**** Information shown ****

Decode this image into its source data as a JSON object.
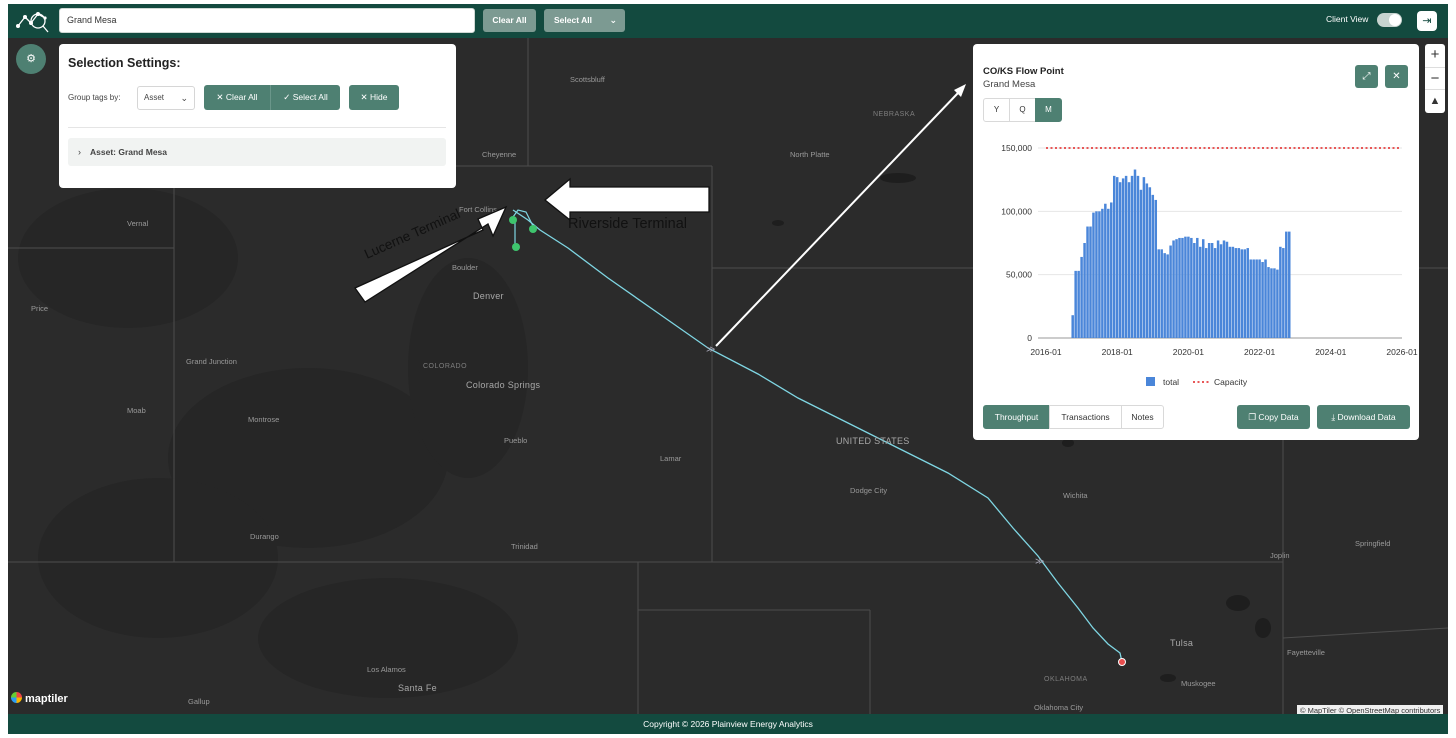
{
  "topbar": {
    "search_value": "Grand Mesa",
    "clear_all": "Clear All",
    "select_all": "Select All",
    "client_view": "Client View",
    "client_view_on": true
  },
  "map": {
    "places": {
      "scottsbluff": "Scottsbluff",
      "nebraska": "NEBRASKA",
      "cheyenne": "Cheyenne",
      "north_platte": "North Platte",
      "fort_collins": "Fort Collins",
      "vernal": "Vernal",
      "boulder": "Boulder",
      "denver": "Denver",
      "price": "Price",
      "grand_junction": "Grand Junction",
      "colorado": "COLORADO",
      "colorado_springs": "Colorado Springs",
      "moab": "Moab",
      "montrose": "Montrose",
      "pueblo": "Pueblo",
      "united_states": "UNITED STATES",
      "lamar": "Lamar",
      "dodge_city": "Dodge City",
      "wichita": "Wichita",
      "durango": "Durango",
      "trinidad": "Trinidad",
      "joplin": "Joplin",
      "springfield": "Springfield",
      "tulsa": "Tulsa",
      "fayetteville": "Fayetteville",
      "los_alamos": "Los Alamos",
      "santa_fe": "Santa Fe",
      "oklahoma": "OKLAHOMA",
      "muskogee": "Muskogee",
      "gallup": "Gallup",
      "oklahoma_city": "Oklahoma City"
    },
    "maptiler_logo": "maptiler",
    "attribution": "© MapTiler © OpenStreetMap contributors"
  },
  "annotations": {
    "lucerne": "Lucerne Terminal",
    "riverside": "Riverside Terminal"
  },
  "selection": {
    "title": "Selection Settings:",
    "group_label": "Group tags by:",
    "group_value": "Asset",
    "clear_all": "Clear All",
    "select_all": "Select All",
    "hide": "Hide",
    "asset_row": "Asset: Grand Mesa"
  },
  "panel": {
    "title": "CO/KS Flow Point",
    "subtitle": "Grand Mesa",
    "periods": [
      "Y",
      "Q",
      "M"
    ],
    "active_period": "M",
    "tabs": [
      "Throughput",
      "Transactions",
      "Notes"
    ],
    "active_tab": "Throughput",
    "copy_data": "Copy Data",
    "download_data": "Download Data"
  },
  "footer": {
    "copyright": "Copyright © 2026 Plainview Energy Analytics"
  },
  "colors": {
    "brand": "#134a3f",
    "accent": "#4e8072",
    "pipeline": "#7fd6e3",
    "terminal": "#3ec46d",
    "bar": "#4a86d9",
    "capacity": "#e02020"
  },
  "icons": {
    "logo": "network-logo-icon",
    "settings": "gear-icon",
    "logout": "logout-icon",
    "expand": "expand-icon",
    "close": "close-icon",
    "copy": "copy-icon",
    "download": "download-icon",
    "zoom_in": "plus-icon",
    "zoom_out": "minus-icon",
    "compass": "compass-icon"
  },
  "chart_data": {
    "type": "bar",
    "x_start": "2016-01",
    "x_end": "2026-01",
    "x_ticks": [
      "2016-01",
      "2018-01",
      "2020-01",
      "2022-01",
      "2024-01",
      "2026-01"
    ],
    "y_ticks": [
      "0",
      "50,000",
      "100,000",
      "150,000"
    ],
    "ylim": [
      0,
      150000
    ],
    "legend_position": "bottom",
    "grid": "horizontal",
    "series": [
      {
        "name": "total",
        "kind": "bar",
        "start": "2016-10",
        "values": [
          18000,
          53000,
          53000,
          64000,
          75000,
          88000,
          88000,
          99000,
          100000,
          100000,
          102000,
          106000,
          102000,
          107000,
          128000,
          127000,
          123000,
          126000,
          128000,
          123000,
          128000,
          133000,
          128000,
          117000,
          127000,
          122000,
          119000,
          113000,
          109000,
          70000,
          70000,
          67000,
          66000,
          73000,
          77000,
          78000,
          79000,
          79000,
          80000,
          80000,
          79000,
          75000,
          79000,
          72000,
          78000,
          71000,
          75000,
          75000,
          71000,
          77000,
          74000,
          77000,
          76000,
          72000,
          72000,
          71000,
          71000,
          70000,
          70000,
          71000,
          62000,
          62000,
          62000,
          62000,
          60000,
          62000,
          56000,
          55000,
          55000,
          54000,
          72000,
          71000,
          84000,
          84000
        ]
      },
      {
        "name": "Capacity",
        "kind": "line",
        "values": [
          150000
        ]
      }
    ]
  }
}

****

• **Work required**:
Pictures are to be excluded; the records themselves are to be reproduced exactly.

• **Exercise result**:
Decode this image into its source data as a JSON object.
{
  "topbar": {
    "search_value": "Grand Mesa",
    "clear_all": "Clear All",
    "select_all": "Select All",
    "client_view": "Client View",
    "client_view_on": true
  },
  "map": {
    "places": {
      "scottsbluff": "Scottsbluff",
      "nebraska": "NEBRASKA",
      "cheyenne": "Cheyenne",
      "north_platte": "North Platte",
      "fort_collins": "Fort Collins",
      "vernal": "Vernal",
      "boulder": "Boulder",
      "denver": "Denver",
      "price": "Price",
      "grand_junction": "Grand Junction",
      "colorado": "COLORADO",
      "colorado_springs": "Colorado Springs",
      "moab": "Moab",
      "montrose": "Montrose",
      "pueblo": "Pueblo",
      "united_states": "UNITED STATES",
      "lamar": "Lamar",
      "dodge_city": "Dodge City",
      "wichita": "Wichita",
      "durango": "Durango",
      "trinidad": "Trinidad",
      "joplin": "Joplin",
      "springfield": "Springfield",
      "tulsa": "Tulsa",
      "fayetteville": "Fayetteville",
      "los_alamos": "Los Alamos",
      "santa_fe": "Santa Fe",
      "oklahoma": "OKLAHOMA",
      "muskogee": "Muskogee",
      "gallup": "Gallup",
      "oklahoma_city": "Oklahoma City"
    },
    "maptiler_logo": "maptiler",
    "attribution": "© MapTiler © OpenStreetMap contributors"
  },
  "annotations": {
    "lucerne": "Lucerne Terminal",
    "riverside": "Riverside Terminal"
  },
  "selection": {
    "title": "Selection Settings:",
    "group_label": "Group tags by:",
    "group_value": "Asset",
    "clear_all": "Clear All",
    "select_all": "Select All",
    "hide": "Hide",
    "asset_row": "Asset: Grand Mesa"
  },
  "panel": {
    "title": "CO/KS Flow Point",
    "subtitle": "Grand Mesa",
    "periods": [
      "Y",
      "Q",
      "M"
    ],
    "active_period": "M",
    "tabs": [
      "Throughput",
      "Transactions",
      "Notes"
    ],
    "active_tab": "Throughput",
    "copy_data": "Copy Data",
    "download_data": "Download Data"
  },
  "footer": {
    "copyright": "Copyright © 2026 Plainview Energy Analytics"
  },
  "colors": {
    "brand": "#134a3f",
    "accent": "#4e8072",
    "pipeline": "#7fd6e3",
    "terminal": "#3ec46d",
    "bar": "#4a86d9",
    "capacity": "#e02020"
  },
  "icons": {
    "logo": "network-logo-icon",
    "settings": "gear-icon",
    "logout": "logout-icon",
    "expand": "expand-icon",
    "close": "close-icon",
    "copy": "copy-icon",
    "download": "download-icon",
    "zoom_in": "plus-icon",
    "zoom_out": "minus-icon",
    "compass": "compass-icon"
  },
  "chart_data": {
    "type": "bar",
    "x_start": "2016-01",
    "x_end": "2026-01",
    "x_ticks": [
      "2016-01",
      "2018-01",
      "2020-01",
      "2022-01",
      "2024-01",
      "2026-01"
    ],
    "y_ticks": [
      "0",
      "50,000",
      "100,000",
      "150,000"
    ],
    "ylim": [
      0,
      150000
    ],
    "legend_position": "bottom",
    "grid": "horizontal",
    "series": [
      {
        "name": "total",
        "kind": "bar",
        "start": "2016-10",
        "values": [
          18000,
          53000,
          53000,
          64000,
          75000,
          88000,
          88000,
          99000,
          100000,
          100000,
          102000,
          106000,
          102000,
          107000,
          128000,
          127000,
          123000,
          126000,
          128000,
          123000,
          128000,
          133000,
          128000,
          117000,
          127000,
          122000,
          119000,
          113000,
          109000,
          70000,
          70000,
          67000,
          66000,
          73000,
          77000,
          78000,
          79000,
          79000,
          80000,
          80000,
          79000,
          75000,
          79000,
          72000,
          78000,
          71000,
          75000,
          75000,
          71000,
          77000,
          74000,
          77000,
          76000,
          72000,
          72000,
          71000,
          71000,
          70000,
          70000,
          71000,
          62000,
          62000,
          62000,
          62000,
          60000,
          62000,
          56000,
          55000,
          55000,
          54000,
          72000,
          71000,
          84000,
          84000
        ]
      },
      {
        "name": "Capacity",
        "kind": "line",
        "values": [
          150000
        ]
      }
    ]
  }
}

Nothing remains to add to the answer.